Work instruction:
If a line in the entries below includes the string "Details", copy it out.

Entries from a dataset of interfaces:
┄┄┄┄┄┄
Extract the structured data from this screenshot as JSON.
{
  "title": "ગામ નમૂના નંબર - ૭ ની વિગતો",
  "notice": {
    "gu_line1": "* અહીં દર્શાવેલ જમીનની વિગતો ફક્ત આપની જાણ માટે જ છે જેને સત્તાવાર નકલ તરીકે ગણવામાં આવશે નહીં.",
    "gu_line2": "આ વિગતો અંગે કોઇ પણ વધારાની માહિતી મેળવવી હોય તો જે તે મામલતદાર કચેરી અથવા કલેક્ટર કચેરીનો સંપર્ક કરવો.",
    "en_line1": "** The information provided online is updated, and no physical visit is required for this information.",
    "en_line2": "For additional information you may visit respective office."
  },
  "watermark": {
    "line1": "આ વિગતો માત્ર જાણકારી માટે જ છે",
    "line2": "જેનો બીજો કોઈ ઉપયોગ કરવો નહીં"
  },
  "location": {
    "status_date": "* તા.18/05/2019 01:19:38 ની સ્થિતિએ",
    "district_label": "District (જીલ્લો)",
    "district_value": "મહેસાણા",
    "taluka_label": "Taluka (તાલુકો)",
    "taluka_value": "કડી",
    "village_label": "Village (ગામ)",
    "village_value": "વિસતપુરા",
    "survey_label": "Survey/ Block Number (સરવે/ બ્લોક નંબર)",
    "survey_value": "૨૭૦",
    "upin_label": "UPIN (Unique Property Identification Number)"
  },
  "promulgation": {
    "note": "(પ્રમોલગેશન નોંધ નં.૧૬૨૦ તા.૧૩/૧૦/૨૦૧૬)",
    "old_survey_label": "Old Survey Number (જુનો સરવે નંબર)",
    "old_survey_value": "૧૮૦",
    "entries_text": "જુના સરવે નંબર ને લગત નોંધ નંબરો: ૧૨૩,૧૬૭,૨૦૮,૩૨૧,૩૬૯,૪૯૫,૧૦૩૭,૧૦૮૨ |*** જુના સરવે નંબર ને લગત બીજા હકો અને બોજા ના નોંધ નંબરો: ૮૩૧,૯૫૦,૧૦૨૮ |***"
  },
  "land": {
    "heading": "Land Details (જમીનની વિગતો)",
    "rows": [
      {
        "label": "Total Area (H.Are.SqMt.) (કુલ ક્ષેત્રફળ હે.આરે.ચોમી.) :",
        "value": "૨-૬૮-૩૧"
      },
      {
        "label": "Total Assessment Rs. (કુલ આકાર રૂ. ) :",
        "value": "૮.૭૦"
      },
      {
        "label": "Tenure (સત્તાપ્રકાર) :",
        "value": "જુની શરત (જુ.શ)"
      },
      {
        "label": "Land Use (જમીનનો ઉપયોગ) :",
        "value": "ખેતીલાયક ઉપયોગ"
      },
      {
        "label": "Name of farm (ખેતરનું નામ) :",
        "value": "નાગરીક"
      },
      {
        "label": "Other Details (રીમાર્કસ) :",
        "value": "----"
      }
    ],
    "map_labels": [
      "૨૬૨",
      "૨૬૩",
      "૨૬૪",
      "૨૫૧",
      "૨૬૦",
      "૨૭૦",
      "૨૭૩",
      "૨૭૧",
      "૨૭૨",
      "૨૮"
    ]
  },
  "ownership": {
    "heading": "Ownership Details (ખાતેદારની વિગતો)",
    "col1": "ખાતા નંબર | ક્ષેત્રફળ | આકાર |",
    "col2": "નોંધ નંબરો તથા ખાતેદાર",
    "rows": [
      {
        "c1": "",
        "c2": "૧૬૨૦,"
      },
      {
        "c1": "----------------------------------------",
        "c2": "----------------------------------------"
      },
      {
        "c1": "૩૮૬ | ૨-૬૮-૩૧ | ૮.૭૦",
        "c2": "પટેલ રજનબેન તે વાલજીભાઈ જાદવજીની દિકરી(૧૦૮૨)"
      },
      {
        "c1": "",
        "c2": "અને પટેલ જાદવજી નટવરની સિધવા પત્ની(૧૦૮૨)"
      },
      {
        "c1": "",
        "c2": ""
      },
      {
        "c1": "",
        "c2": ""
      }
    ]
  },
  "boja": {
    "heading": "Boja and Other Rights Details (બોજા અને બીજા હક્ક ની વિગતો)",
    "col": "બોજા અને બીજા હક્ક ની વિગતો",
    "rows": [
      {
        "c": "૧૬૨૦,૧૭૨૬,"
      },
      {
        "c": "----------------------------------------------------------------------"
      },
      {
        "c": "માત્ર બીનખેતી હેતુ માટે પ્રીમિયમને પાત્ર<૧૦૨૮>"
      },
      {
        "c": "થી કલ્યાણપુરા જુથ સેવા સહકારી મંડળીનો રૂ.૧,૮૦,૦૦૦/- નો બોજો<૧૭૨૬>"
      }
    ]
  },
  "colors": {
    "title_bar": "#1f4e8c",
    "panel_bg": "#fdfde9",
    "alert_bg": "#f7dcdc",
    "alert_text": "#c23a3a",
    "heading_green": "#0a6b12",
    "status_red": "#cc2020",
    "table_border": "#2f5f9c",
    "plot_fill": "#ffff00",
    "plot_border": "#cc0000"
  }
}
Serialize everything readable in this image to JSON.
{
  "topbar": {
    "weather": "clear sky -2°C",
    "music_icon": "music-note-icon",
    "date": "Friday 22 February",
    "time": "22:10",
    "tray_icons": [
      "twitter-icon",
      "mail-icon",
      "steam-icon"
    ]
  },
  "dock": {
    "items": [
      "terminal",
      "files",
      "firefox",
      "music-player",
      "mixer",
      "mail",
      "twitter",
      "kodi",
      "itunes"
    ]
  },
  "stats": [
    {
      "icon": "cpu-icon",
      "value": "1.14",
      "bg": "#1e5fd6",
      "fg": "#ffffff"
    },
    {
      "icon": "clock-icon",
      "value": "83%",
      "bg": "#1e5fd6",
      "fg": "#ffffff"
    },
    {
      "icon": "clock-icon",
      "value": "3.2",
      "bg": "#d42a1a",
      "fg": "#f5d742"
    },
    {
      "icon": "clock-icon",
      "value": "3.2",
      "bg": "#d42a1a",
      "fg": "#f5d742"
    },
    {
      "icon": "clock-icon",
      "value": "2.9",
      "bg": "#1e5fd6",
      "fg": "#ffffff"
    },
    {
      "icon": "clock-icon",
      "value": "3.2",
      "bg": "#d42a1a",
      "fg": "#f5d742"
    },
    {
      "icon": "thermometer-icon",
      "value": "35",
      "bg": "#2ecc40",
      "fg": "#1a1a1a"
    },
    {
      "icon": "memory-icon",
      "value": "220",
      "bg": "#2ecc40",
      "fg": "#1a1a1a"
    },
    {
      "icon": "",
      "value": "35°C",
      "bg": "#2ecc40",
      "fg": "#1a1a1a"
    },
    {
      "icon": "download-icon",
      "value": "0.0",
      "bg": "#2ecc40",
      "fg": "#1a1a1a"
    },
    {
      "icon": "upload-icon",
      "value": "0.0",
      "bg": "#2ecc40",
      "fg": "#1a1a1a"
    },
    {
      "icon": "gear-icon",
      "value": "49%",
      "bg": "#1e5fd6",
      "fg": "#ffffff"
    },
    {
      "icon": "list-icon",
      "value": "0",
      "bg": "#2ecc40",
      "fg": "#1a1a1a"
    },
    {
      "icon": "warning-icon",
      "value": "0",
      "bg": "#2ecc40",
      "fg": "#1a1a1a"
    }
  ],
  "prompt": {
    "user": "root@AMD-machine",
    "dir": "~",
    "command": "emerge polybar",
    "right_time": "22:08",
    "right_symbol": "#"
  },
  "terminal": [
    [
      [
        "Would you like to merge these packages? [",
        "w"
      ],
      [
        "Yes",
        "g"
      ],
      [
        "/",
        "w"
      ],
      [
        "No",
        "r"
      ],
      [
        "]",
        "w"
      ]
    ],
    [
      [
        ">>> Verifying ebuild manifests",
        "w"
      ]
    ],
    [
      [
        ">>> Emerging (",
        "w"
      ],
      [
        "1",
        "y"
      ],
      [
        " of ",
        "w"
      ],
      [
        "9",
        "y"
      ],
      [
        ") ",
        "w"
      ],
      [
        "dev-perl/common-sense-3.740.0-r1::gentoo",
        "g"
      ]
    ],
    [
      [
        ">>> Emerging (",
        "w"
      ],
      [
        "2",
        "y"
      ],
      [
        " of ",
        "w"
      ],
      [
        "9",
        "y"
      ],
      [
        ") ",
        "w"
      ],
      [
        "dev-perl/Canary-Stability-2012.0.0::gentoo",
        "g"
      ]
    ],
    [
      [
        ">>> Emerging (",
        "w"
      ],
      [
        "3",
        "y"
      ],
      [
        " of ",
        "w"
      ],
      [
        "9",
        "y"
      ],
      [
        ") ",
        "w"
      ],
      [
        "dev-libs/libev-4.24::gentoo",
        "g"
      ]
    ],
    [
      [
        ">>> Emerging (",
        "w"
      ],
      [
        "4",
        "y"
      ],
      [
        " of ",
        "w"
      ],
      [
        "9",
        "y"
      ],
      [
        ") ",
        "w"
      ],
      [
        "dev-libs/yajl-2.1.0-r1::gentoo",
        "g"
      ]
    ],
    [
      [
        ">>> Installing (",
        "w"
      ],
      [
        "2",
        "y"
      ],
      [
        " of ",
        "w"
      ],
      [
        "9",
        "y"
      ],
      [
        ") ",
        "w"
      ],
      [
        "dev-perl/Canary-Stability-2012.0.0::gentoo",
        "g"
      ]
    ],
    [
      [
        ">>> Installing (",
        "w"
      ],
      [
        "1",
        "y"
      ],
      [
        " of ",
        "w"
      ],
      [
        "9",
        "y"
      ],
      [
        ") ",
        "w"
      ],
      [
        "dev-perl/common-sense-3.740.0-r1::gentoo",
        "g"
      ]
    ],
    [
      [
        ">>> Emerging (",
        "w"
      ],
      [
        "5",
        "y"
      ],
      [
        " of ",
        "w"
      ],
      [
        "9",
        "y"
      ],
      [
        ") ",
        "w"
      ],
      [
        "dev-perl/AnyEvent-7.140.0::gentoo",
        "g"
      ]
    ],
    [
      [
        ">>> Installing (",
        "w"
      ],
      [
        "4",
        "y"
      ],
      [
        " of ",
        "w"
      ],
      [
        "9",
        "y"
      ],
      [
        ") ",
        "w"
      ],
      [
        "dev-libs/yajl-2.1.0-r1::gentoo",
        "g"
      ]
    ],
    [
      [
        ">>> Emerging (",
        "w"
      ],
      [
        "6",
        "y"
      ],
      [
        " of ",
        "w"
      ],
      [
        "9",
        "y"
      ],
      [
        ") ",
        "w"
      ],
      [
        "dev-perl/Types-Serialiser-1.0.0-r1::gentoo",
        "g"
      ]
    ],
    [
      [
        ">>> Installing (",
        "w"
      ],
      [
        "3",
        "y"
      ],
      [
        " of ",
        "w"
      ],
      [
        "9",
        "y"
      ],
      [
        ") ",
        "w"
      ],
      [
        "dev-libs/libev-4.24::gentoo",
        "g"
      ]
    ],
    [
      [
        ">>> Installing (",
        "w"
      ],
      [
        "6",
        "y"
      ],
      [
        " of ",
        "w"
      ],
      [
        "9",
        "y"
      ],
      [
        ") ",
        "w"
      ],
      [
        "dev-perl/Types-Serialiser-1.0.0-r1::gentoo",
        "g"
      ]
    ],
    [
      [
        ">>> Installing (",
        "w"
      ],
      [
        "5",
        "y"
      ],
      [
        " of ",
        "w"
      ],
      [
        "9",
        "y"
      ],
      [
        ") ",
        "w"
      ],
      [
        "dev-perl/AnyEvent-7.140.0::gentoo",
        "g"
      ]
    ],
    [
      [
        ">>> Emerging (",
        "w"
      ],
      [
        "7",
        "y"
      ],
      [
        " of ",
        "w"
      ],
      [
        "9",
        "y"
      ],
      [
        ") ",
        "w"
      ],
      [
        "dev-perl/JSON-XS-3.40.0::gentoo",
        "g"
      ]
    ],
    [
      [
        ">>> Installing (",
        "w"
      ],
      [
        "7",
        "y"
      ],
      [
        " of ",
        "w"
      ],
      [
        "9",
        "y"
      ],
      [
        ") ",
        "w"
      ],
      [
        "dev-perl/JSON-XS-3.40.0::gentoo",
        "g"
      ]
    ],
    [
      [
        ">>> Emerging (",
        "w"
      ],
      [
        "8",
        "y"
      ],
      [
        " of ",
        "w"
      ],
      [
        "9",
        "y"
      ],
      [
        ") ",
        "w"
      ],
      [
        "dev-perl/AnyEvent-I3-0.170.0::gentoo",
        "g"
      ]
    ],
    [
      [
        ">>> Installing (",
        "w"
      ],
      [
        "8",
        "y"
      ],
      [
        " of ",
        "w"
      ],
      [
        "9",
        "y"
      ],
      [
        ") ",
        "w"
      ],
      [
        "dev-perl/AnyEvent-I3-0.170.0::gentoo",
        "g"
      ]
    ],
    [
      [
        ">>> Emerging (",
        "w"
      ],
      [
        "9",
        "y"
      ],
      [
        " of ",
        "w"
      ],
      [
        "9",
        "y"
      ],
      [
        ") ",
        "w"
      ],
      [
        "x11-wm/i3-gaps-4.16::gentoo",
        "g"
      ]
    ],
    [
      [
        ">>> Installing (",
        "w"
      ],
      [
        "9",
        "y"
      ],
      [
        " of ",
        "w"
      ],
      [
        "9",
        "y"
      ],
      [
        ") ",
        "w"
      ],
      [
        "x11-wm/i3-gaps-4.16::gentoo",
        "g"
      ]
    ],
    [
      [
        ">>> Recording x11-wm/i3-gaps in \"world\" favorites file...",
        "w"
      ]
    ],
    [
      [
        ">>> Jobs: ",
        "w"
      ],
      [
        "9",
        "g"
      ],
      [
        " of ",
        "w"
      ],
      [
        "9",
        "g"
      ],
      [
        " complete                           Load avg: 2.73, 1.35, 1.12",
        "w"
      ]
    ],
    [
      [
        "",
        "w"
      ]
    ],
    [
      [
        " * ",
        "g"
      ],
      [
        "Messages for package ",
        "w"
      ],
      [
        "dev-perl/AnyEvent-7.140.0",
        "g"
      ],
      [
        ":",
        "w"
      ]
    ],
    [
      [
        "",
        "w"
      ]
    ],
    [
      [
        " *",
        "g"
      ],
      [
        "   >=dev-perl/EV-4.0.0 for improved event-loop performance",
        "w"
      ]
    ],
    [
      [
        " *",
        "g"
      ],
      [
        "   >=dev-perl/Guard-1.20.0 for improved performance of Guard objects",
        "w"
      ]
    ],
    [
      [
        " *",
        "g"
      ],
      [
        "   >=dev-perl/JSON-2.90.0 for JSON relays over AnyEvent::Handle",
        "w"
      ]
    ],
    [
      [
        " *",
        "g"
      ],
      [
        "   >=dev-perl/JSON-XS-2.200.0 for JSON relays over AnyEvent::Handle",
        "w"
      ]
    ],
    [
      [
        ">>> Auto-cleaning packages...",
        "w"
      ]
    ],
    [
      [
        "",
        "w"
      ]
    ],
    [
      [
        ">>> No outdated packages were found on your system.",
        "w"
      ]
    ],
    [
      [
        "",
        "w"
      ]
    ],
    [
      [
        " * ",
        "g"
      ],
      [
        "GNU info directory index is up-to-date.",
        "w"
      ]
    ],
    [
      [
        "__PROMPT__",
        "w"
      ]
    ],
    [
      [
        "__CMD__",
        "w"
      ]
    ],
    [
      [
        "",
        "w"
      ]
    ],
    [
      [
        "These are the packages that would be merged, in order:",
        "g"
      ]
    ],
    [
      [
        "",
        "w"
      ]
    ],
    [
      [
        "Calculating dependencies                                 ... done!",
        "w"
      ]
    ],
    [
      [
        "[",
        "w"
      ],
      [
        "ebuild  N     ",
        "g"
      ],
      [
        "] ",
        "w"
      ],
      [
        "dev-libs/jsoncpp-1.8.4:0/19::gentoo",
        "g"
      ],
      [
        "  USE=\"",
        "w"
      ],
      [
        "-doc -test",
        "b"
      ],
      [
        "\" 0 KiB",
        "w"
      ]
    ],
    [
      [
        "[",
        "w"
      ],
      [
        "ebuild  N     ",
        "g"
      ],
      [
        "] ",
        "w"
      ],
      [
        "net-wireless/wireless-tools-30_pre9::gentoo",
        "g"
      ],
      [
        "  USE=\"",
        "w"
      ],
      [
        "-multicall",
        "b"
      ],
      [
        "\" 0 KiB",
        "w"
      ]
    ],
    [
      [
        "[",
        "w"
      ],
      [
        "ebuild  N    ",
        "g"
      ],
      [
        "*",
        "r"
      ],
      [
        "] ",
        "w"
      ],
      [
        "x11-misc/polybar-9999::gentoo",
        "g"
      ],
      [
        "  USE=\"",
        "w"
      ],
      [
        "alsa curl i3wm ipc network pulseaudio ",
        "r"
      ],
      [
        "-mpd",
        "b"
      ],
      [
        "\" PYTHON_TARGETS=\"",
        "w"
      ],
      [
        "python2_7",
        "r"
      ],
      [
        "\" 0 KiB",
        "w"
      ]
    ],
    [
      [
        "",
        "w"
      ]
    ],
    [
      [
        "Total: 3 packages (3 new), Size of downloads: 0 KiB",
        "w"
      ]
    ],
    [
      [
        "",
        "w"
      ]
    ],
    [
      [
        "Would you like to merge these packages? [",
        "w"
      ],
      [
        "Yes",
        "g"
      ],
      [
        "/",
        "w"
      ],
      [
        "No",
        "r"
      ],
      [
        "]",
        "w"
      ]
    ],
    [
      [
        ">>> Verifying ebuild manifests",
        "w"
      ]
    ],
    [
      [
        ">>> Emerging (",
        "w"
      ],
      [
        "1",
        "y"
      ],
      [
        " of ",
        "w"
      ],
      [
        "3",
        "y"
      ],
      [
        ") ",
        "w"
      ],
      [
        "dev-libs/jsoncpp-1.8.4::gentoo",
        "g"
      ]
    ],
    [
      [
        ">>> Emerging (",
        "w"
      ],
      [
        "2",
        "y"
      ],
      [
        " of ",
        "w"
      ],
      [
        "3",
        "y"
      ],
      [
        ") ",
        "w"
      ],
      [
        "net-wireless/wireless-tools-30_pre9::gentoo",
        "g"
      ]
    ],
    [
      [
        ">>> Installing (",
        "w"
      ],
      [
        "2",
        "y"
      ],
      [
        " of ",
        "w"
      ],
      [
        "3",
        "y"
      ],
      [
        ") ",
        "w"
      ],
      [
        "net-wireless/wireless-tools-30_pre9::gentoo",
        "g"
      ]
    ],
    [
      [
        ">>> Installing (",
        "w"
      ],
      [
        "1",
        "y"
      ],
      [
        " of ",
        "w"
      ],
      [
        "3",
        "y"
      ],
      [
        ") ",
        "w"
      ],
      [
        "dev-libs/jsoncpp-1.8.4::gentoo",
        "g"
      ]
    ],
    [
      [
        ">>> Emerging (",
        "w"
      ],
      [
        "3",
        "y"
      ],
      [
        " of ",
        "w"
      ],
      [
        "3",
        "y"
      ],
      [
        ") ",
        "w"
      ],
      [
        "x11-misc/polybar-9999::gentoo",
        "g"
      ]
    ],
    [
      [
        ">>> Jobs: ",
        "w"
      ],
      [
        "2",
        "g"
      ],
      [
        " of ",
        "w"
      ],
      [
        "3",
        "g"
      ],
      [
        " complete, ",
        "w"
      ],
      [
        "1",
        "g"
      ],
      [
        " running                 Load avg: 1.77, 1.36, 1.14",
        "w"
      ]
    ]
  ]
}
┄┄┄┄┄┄
Result of this task:
    "heading": "Land Details (જમીનની વિગતો)",
        "label": "Other Details (રીમાર્કસ) :",
    "heading": "Ownership Details (ખાતેદારની વિગતો)",
    "heading": "Boja and Other Rights Details (બોજા અને બીજા હક્ક ની વિગતો)",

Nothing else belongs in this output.